__YOUR ASSIGNMENT__. Among the entries that follow, some lines contain the word "docs". Show all of them.

__GIVEN INFORMATION__.
---*---
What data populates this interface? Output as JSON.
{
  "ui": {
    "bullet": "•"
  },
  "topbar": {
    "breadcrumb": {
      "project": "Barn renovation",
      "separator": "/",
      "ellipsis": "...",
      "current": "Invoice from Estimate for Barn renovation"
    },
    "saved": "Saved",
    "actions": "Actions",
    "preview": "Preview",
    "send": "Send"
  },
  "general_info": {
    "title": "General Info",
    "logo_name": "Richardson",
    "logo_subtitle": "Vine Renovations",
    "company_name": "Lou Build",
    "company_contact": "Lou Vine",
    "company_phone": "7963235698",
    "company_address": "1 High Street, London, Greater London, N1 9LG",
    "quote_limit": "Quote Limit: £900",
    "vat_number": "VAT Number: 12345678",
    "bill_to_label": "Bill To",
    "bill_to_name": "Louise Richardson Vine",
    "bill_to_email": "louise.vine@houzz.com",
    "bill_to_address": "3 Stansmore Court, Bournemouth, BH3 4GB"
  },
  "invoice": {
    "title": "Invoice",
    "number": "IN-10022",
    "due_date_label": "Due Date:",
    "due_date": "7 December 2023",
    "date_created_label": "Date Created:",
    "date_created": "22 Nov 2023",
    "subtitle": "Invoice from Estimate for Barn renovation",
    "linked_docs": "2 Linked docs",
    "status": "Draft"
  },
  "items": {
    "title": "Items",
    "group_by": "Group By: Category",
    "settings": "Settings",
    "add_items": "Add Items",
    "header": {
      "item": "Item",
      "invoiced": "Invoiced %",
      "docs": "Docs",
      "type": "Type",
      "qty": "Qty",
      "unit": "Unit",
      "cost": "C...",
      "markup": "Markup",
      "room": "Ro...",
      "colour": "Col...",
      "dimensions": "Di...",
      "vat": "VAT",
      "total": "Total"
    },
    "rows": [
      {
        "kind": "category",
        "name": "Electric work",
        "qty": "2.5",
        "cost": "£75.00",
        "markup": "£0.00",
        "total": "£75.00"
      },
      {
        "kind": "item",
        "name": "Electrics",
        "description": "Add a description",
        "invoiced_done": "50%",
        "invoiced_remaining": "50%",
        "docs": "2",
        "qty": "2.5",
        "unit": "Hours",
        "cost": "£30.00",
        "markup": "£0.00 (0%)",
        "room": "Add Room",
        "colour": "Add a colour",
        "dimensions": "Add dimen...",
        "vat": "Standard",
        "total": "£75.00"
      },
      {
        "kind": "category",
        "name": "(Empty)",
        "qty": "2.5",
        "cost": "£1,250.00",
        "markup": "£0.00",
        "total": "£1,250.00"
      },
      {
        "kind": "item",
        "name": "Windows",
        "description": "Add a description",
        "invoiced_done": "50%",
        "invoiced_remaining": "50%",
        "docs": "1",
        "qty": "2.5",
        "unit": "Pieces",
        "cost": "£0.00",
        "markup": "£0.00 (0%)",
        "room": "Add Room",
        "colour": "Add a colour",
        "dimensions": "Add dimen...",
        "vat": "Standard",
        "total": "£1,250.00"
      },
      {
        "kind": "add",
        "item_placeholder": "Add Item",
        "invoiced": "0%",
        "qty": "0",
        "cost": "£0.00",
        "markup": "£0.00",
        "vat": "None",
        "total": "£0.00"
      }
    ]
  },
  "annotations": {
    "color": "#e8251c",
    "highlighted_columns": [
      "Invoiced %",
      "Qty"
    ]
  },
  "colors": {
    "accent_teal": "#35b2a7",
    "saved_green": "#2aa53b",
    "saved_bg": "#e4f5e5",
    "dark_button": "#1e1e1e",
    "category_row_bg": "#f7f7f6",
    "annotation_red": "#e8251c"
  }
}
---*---
__OUTPUT FOR THIS TASK__.
    "linked_docs": "2 Linked docs",
      "docs": "Docs",
        "docs": "2",
        "docs": "1",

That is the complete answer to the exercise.